Two distant provinces, two “edges”, which share many things. The ceramics (household items), traditional furniture, items of daily use, huckback towels, tablecloths, as well as the traditiona costumes (blouses, skirts, sheepskin coats, coarse-stuff coats) are valuable items for the peasant households in Crişana and Bessarabia, but also bearing an intrinsic artistic value, an aesthetic dimension. The almost unitary symbolism of the two areas is self-evident. The cosmic, phytomorphic, zoomorphic or anthropomorphic motifs, as well as the abstract ornamental motifs (points, lines, geometric figures), have specific differences but the western part of Romania and the present Republic of Moldova are still brought together by a certain unity. Romanian soul stays the same wherever it may live, beyond the hardships of time. The art of the Romanian traditional ornaments demonstrate the truth in Ernest Bernea’s writings even since 1941: “The artistic element is always present, without being required by the function of the object. The house, the gate, the spoon or the embroidered blouse are adorned with motifs chosen from an inner need that is no other than the need for beauty. The Romanian peasant lives deeply the need for beauty”.

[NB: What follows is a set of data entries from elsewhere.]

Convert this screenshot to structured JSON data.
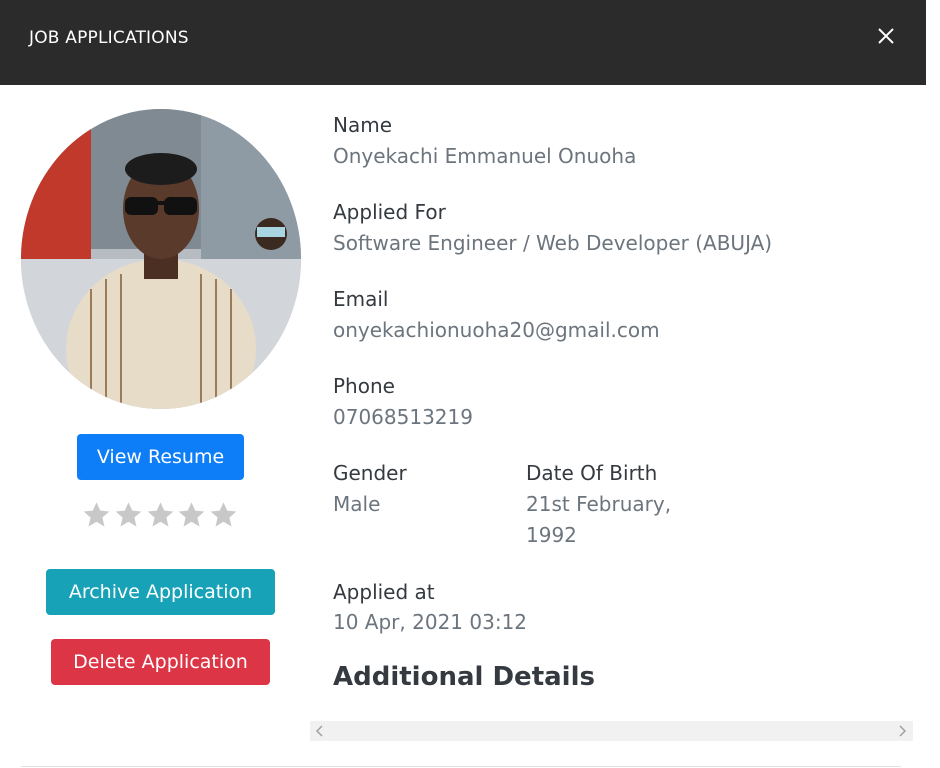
{
  "header": {
    "title": "JOB APPLICATIONS",
    "close_icon": "close-icon"
  },
  "applicant": {
    "actions": {
      "view_resume": "View Resume",
      "archive": "Archive Application",
      "delete": "Delete Application"
    },
    "rating": {
      "value": 0,
      "max": 5
    },
    "fields": {
      "name_label": "Name",
      "name_value": "Onyekachi Emmanuel Onuoha",
      "applied_for_label": "Applied For",
      "applied_for_value": "Software Engineer / Web Developer (ABUJA)",
      "email_label": "Email",
      "email_value": "onyekachionuoha20@gmail.com",
      "phone_label": "Phone",
      "phone_value": "07068513219",
      "gender_label": "Gender",
      "gender_value": "Male",
      "dob_label": "Date Of Birth",
      "dob_value": "21st February, 1992",
      "applied_at_label": "Applied at",
      "applied_at_value": "10 Apr, 2021 03:12"
    },
    "additional_details_title": "Additional Details"
  },
  "colors": {
    "header_bg": "#2b2b2b",
    "primary": "#0d7df8",
    "info": "#17a2b8",
    "danger": "#dc3545",
    "star_empty": "#c8c8c8"
  }
}
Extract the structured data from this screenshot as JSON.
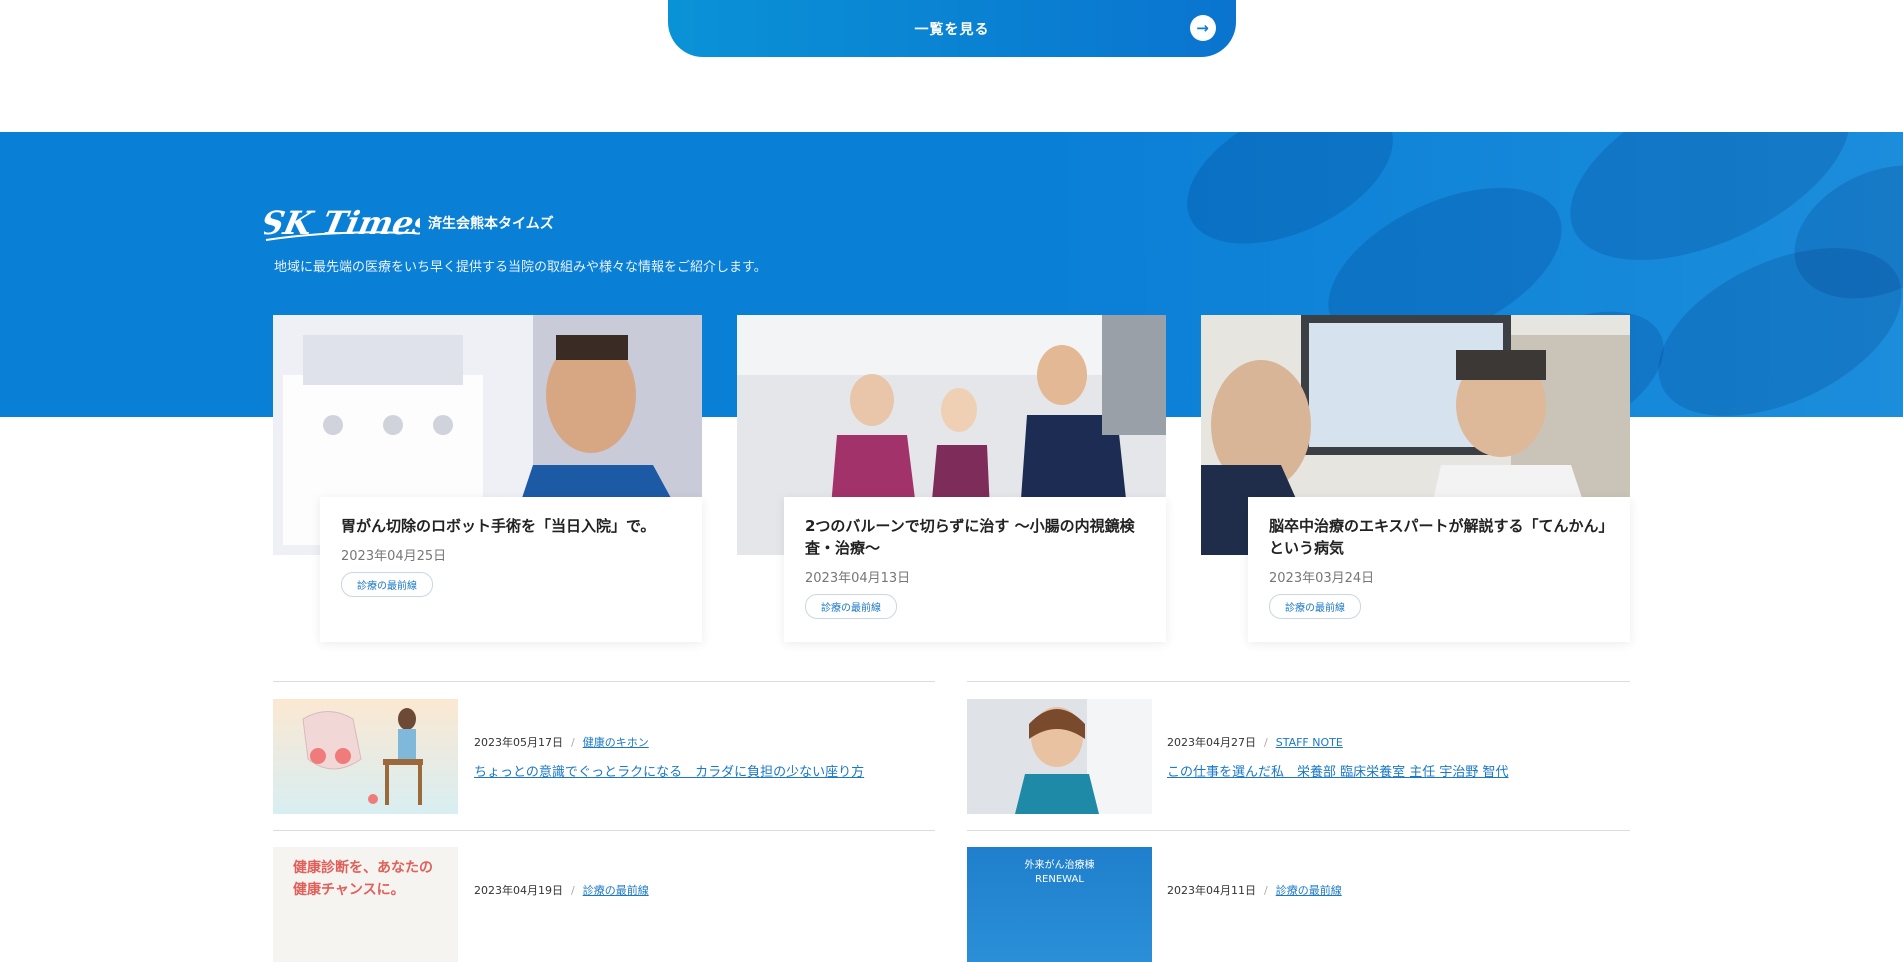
{
  "view_all": {
    "label": "一覧を見る"
  },
  "sk_times": {
    "logo_text": "SK Times",
    "subtitle": "済生会熊本タイムズ",
    "description": "地域に最先端の医療をいち早く提供する当院の取組みや様々な情報をご紹介します。"
  },
  "featured": [
    {
      "title": "胃がん切除のロボット手術を「当日入院」で。",
      "date": "2023年04月25日",
      "tag": "診療の最前線"
    },
    {
      "title": "2つのバルーンで切らずに治す ～小腸の内視鏡検査・治療～",
      "date": "2023年04月13日",
      "tag": "診療の最前線"
    },
    {
      "title": "脳卒中治療のエキスパートが解説する「てんかん」という病気",
      "date": "2023年03月24日",
      "tag": "診療の最前線"
    }
  ],
  "articles": [
    {
      "date": "2023年05月17日",
      "category": "健康のキホン",
      "title": "ちょっとの意識でぐっとラクになる　カラダに負担の少ない座り方"
    },
    {
      "date": "2023年04月27日",
      "category": "STAFF NOTE",
      "title": "この仕事を選んだ私　栄養部 臨床栄養室 主任 宇治野 智代"
    },
    {
      "date": "2023年04月19日",
      "category": "診療の最前線",
      "title": "",
      "thumb_text": "健康診断を、あなたの健康チャンスに。"
    },
    {
      "date": "2023年04月11日",
      "category": "診療の最前線",
      "title": "",
      "thumb_text": "外来がん治療棟 RENEWAL"
    }
  ],
  "colors": {
    "brand_blue": "#0a7fd6",
    "link_blue": "#1a78c8"
  }
}
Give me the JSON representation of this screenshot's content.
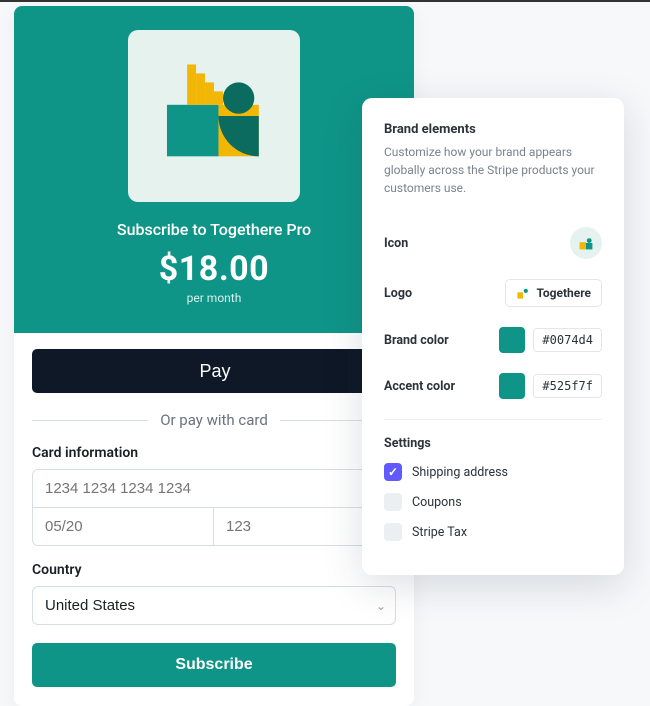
{
  "checkout": {
    "subscribe_to": "Subscribe to Togethere Pro",
    "price": "$18.00",
    "period": "per month",
    "apple_pay_label": "Pay",
    "divider_text": "Or pay with card",
    "card_section_label": "Card information",
    "card_number_placeholder": "1234 1234 1234 1234",
    "card_expiry_placeholder": "05/20",
    "card_cvc_placeholder": "123",
    "country_label": "Country",
    "country_selected": "United States",
    "subscribe_button": "Subscribe"
  },
  "brand_panel": {
    "title": "Brand elements",
    "description": "Customize how your brand appears globally across the Stripe products your customers use.",
    "icon_label": "Icon",
    "logo_label": "Logo",
    "logo_text": "Togethere",
    "brand_color_label": "Brand color",
    "brand_color_value": "#0074d4",
    "brand_color_swatch": "#0f9588",
    "accent_color_label": "Accent color",
    "accent_color_value": "#525f7f",
    "accent_color_swatch": "#0f9588",
    "settings_title": "Settings",
    "settings": [
      {
        "label": "Shipping address",
        "checked": true
      },
      {
        "label": "Coupons",
        "checked": false
      },
      {
        "label": "Stripe Tax",
        "checked": false
      }
    ]
  }
}
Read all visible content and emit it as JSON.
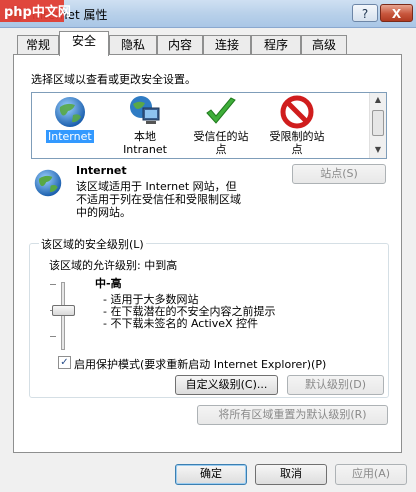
{
  "window": {
    "title": "Internet 属性",
    "logo_text": "php中文网",
    "help_label": "?",
    "close_label": "X"
  },
  "tabs": [
    "常规",
    "安全",
    "隐私",
    "内容",
    "连接",
    "程序",
    "高级"
  ],
  "active_tab": "安全",
  "security": {
    "select_prompt": "选择区域以查看或更改安全设置。",
    "zones": [
      {
        "label": "Internet",
        "icon": "globe-icon",
        "selected": true
      },
      {
        "label": "本地\nIntranet",
        "icon": "intranet-icon",
        "selected": false
      },
      {
        "label": "受信任的站\n点",
        "icon": "checkmark-icon",
        "selected": false
      },
      {
        "label": "受限制的站\n点",
        "icon": "prohibited-icon",
        "selected": false
      }
    ],
    "zone_title": "Internet",
    "zone_desc": "该区域适用于 Internet 网站，但\n不适用于列在受信任和受限制区域\n中的网站。",
    "sites_button": "站点(S)",
    "level_group_title": "该区域的安全级别(L)",
    "allowed_levels": "该区域的允许级别: 中到高",
    "level_name": "中-高",
    "level_bullets": [
      "- 适用于大多数网站",
      "- 在下载潜在的不安全内容之前提示",
      "- 不下载未签名的 ActiveX 控件"
    ],
    "protected_mode_checked": true,
    "protected_mode_label": "启用保护模式(要求重新启动 Internet Explorer)(P)",
    "custom_level_button": "自定义级别(C)...",
    "default_level_button": "默认级别(D)",
    "reset_all_button": "将所有区域重置为默认级别(R)"
  },
  "footer": {
    "ok": "确定",
    "cancel": "取消",
    "apply": "应用(A)"
  },
  "colors": {
    "selection": "#3399ff",
    "titlebar": "#b9d1ea",
    "panel": "#ffffff"
  }
}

The exhibition shows objects coming from two border provinces that have been constantly under the tensions and incongruities of history, they are like two brackets that do not enclose something but include the whole range of Romanian spirituality and feeling. If we accept to see this interval as the foundation of the past we must also build the future accordingly. That is why such an exhibition expresses a hermeneutical harshness as well as a nobleness of our unity. Nicolae Iorga’s statement is famous: “A nation that does not know of its tradition is like a child who does not know of his parents”. But bringing together all these pieces, we do more than know of our tradition and of our parents: we re-know ourselves, we find each other in every corner of the country. In shifting and troubled times, it is a duty that we have taken over from past generations, that of constant rediscovery, which places us in that range of spirituality and feeling we were talking about. And this is, to the end, the second, hidden, symbolism of the exhibition – not just to remember where we come from, but also where we should go.